One of our favorite topics of Michigan Upper Thumb history is the famous German Religious Colony of Ora Labora. This colony was located north of Bay Port. It operated from 1862 to 1867. It’s a fascinating topic and its one in which I’ve created many posts over the years.
The Story of Ora Labora Year by Year
- Utopia – Lost in the Wilderness – Ora et Labora settlement was founded by Emil Baur in 1857 near Bay Port Michigan. The colony lasted until 1867 after greed, war and even bugs exhausted the colonists’ will to carry on. But there is much more to the story… This announces the new research site Ora-Labora.org.
- Ora Labora – A Lost Colony In Michigan’s North – Ora Labora known as “Christian German Agricultural and Benevolent Society of Ora et Labora” (Pray and Work), where it’s parishioners could combine work with prayer, and live according to the Methodist Church Discipline. Founded in 1862 on Michigan’s Wild Fowl Bay, the colony disappeared in 1867

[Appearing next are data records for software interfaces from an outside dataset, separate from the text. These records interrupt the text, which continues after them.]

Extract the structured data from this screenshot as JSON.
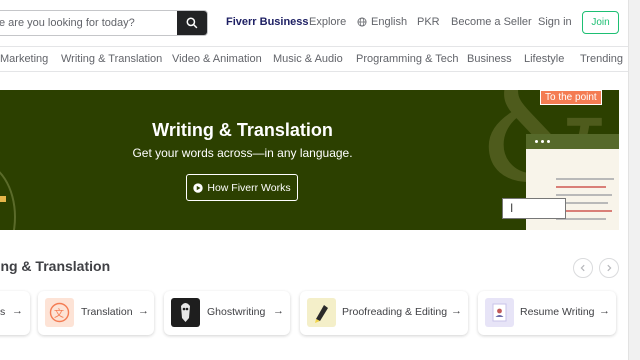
{
  "header": {
    "search_placeholder": "e are you looking for today?",
    "fiverr_business": "Fiverr Business",
    "explore": "Explore",
    "language": "English",
    "currency": "PKR",
    "become_seller": "Become a Seller",
    "sign_in": "Sign in",
    "join": "Join"
  },
  "categories": [
    "Marketing",
    "Writing & Translation",
    "Video & Animation",
    "Music & Audio",
    "Programming & Tech",
    "Business",
    "Lifestyle",
    "Trending"
  ],
  "hero": {
    "title": "Writing & Translation",
    "subtitle": "Get your words across—in any language.",
    "button": "How Fiverr Works",
    "tag": "To the point",
    "cursor": "I"
  },
  "section": {
    "title": "iting & Translation",
    "cards": [
      {
        "label": "s"
      },
      {
        "label": "Translation"
      },
      {
        "label": "Ghostwriting"
      },
      {
        "label": "Proofreading & Editing"
      },
      {
        "label": "Resume Writing"
      }
    ]
  },
  "colors": {
    "hero_bg": "#2c4000",
    "accent": "#1dbf73",
    "business": "#1d1f63",
    "tag": "#f47c53"
  }
}
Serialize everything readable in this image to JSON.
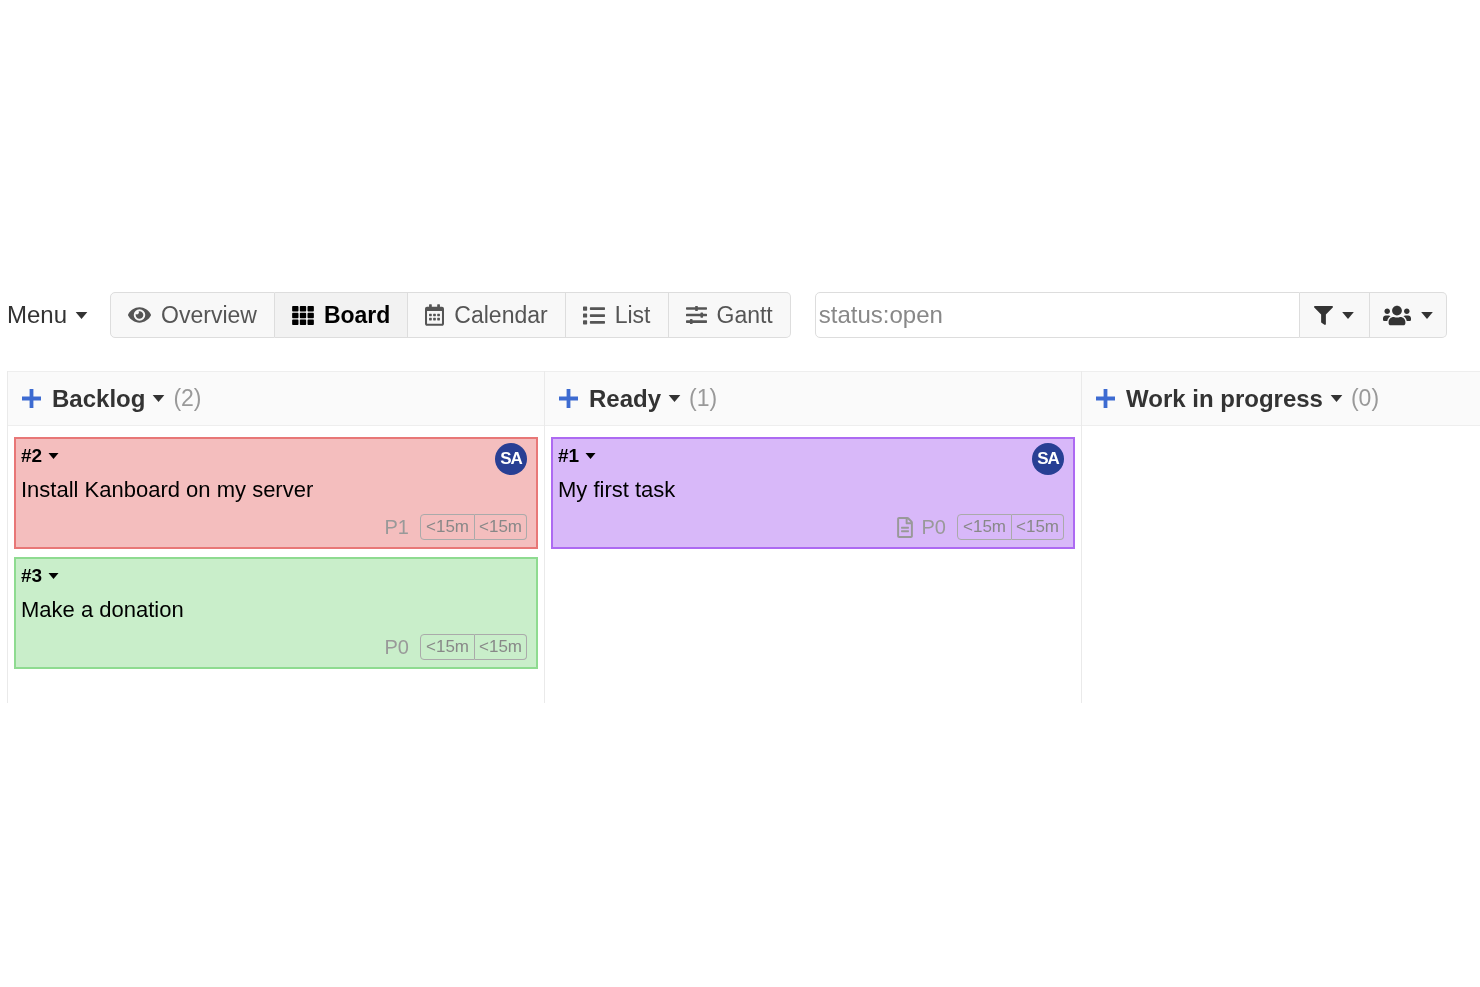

- Ora Labora – A Lost Colony In Michigan’s North – Part II – Part II of the Ora Labora story outlines the summer of 1863. The building is rapid and progresses exciting in Michigan’s north. But the looming effect of the Civil War is about to impact this fledgling German religious colony’s effort to bring their culture and traditions to the Great Lakes wilderness.
- Ora Labora – A Lost Colony In Michigan’s North – Part III – Part III of the Ora Labora story brings us to 1864. The rapid growth of the colony was costly and the society needs funds to grow. It was time for drastic measures. The raging war in the south was turning in the North’s favor. The colony was on borrowed time until the draft took effect.
- Ora Labora – A Lost Colony In Michigan’s North – Part IV Part IV of the Ora Labora start during Christmas 1864. The Colonies funds and provisions are low and its leader Emil Baur is begging his benefactors for loans to make it through the winter. With the war in its closing days the colonist are hopeful that a risky new venture will be profitable.
Our next installment of the Ora Labora legacy will take us beyond 1866 after the civil war. The colony finds itself tumbling toward ruin and its member look for something or someone to blame. The direction that the colony takes now is arguably the most critical for the next century of the thumb region.